Ukrainian Borshch is a vegetable soup with beetroots as its characteristic ingredient. It is an everyday and ritual dish, known since at least the early Kyiv Rus times. Borshch is very nourishing, especially if you cook it with meat, so it is normally eaten for dinner. Ukrainians are known for eating this hearty vegetable soup with pork as a morning pick-me-up and then again three times throughout the day! A plate of hot Borscht in winter will warm you up and in summer it will be very refreshing if you eat it cold.
There are different types of borshch, and the choice of ingredients varies based on the region or simply on what your fridge offers. The most common are broth, red beets, cabbage, carrot, mushrooms, beans, onion, garlic, and beet kvass. One popular variety of borshch is Ukrainian borshch, which is usually made with red beets and served hot with sour cream. Another variety is green borshch, which is made in spring and summer when there are new plants, and a third common variety is cold borshch (holodnyk), which is made usually during the summer and served cold.
Ingredients[edit | edit source]
For 6 servings:
- ½ cup dried beans, soaked in water overnight
- 2–3 pounds pork or beef
- 3 cups water
- 1 large or 2 medium beets, peeled and julienne
- 2 tbsp vegetable oil
- 1 onion, peeled and diced
- 3 carrots, peeled and diced
- Green bell pepper, diced
- Tomatoes, diced
- 2 potatoes, cut into thick slices
- Herbs and spices: salt, bay leaf, black pepper, red pepper flakes, thyme
- ½ small cabbage, thinly sliced
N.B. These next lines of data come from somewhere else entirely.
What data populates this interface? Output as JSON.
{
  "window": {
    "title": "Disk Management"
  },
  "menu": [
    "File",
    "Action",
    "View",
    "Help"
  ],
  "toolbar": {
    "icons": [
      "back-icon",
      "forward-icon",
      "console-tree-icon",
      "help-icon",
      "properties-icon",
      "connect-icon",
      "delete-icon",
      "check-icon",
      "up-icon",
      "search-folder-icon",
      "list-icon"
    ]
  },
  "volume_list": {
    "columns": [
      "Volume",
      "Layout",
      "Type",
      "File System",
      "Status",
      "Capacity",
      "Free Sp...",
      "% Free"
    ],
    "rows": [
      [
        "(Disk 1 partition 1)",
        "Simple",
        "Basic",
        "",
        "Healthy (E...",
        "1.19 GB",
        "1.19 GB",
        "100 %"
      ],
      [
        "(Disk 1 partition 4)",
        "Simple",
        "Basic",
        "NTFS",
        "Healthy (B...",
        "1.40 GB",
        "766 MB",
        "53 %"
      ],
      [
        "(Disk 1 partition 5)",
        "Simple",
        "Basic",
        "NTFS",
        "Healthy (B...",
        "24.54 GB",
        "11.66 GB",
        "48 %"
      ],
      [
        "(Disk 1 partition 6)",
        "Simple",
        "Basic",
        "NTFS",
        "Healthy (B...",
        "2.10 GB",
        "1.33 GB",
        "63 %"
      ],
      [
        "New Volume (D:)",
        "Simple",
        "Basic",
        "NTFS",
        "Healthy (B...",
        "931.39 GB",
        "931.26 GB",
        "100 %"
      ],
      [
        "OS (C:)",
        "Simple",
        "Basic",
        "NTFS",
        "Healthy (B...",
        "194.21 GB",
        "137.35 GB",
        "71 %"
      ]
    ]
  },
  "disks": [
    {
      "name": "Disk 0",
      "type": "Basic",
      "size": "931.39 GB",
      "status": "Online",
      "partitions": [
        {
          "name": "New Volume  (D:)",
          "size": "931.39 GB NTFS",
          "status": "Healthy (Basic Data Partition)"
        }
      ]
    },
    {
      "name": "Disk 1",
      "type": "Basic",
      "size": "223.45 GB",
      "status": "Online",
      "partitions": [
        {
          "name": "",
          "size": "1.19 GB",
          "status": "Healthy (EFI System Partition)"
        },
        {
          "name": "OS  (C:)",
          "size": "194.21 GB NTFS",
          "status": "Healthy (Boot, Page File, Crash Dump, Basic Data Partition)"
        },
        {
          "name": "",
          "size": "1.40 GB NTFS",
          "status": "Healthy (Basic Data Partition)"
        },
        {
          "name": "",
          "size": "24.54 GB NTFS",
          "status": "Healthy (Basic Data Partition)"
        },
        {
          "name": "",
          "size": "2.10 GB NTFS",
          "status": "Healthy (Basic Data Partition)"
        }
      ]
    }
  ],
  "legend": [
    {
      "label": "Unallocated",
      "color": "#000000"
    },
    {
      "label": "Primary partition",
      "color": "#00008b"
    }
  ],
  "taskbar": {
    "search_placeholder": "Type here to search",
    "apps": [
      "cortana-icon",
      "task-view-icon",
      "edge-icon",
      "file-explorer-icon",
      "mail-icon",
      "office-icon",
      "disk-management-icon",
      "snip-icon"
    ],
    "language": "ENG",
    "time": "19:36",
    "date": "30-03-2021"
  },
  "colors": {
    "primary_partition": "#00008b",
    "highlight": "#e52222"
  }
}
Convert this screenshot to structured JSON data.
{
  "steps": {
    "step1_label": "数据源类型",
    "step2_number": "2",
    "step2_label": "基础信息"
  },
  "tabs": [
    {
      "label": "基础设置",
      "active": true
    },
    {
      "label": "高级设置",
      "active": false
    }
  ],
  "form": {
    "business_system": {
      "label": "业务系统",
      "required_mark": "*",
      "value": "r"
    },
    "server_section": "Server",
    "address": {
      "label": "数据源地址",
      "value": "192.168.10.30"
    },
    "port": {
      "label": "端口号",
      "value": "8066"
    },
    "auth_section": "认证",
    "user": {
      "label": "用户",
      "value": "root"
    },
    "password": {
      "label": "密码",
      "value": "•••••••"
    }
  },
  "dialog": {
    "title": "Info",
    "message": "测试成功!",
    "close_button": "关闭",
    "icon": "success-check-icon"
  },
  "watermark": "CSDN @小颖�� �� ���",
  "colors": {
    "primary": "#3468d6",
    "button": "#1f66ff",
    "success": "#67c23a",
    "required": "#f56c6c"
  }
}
- 3 ounces salted pork fat or bacon
- 2 cloves garlic
- 2 tbsp chopped dill
- ½ cup plain yoghurt
- ⅓ cup of tomato paste
- Sour cream
Procedure[edit | edit source]
- Drain the soaked beans and put aside.
- Place the meat in a large pot, and add 3 cups of cold water.
- Bring to a boil slowly and remove scum.
- Add half of the onion and 2 carrots.
- Reduce to a simmer, partially cover the pot, and cook for about 1 hour.
- When done, add the beets and beans, and bring to a boil. Lower the heat, cover, and simmer until the beans are tender.
- In the vegetable oil, sweat half of the onion, carrots, and green pepper over low heat until the onions are yellow.
- Scrape into the pot, and simmer for a few minutes. Scrape in tomatoes, potatoes, and spices, and simmer until the potatoes are tender.
- Add the cabbage and simmer until it has the consistency you like.
- In the meantime, chop the garlic, dill, and pork fat (or bacon) in the food processor, whisking in the yoghurt at the end.
- When the cabbage is the way you like it, add tomato paste and the garlic-dill-fat mixture.
- Return the pot to a simmer, then cover the pot, turn the heat off, and let the flavors mingle for at least 30 minutes.
- When ready to serve, ladle into bowls and top the soup with a dollop of sour cream on top.
Notes, tips, and variations[edit | edit source]
- Use clean filtered or natural water.
- Cook all vegetables over low heat in a covered pot.
- Beets can be stewed separately with a little amount of beet kvass and vegetable oil before adding the broth. Then add them to all other ingredients 10 minutes before the end of cooking.
- The best meat for borshch is fat beef with bones.
- Often dried white mushrooms are added, but you can use any other dried mushrooms.
- Garlic can also be mashed with a slice of fat bacon and added to the prepared borshch.
- Do not be afraid of putting too much cabbage into the pot. Beside the beetroot it is the main ingredient of Borscht and it makes the soup thick, which is characteristic of good Borscht.
- Use a large pot for your borscht.
- If you have leftovers, simply eat them the next day. Your soup will even taste better than the day before.
- If you are short of time, buy tinned beans instead of soaking the dried ones overnight. They do not need to be cooked; just add them when your borshch is ready.
References[edit | edit source]
- Клиновецька З.Страви й напитки на Україні. - К.:"Час", 1991. - С.178
- Bohdan Zahny. The Best of Ukrainian Cuisine ((Hippocrene International Cookbook Series). - USA,2005
- Annette Ogrodnik Corona. New Ukrainian Cookbook. - USA,2012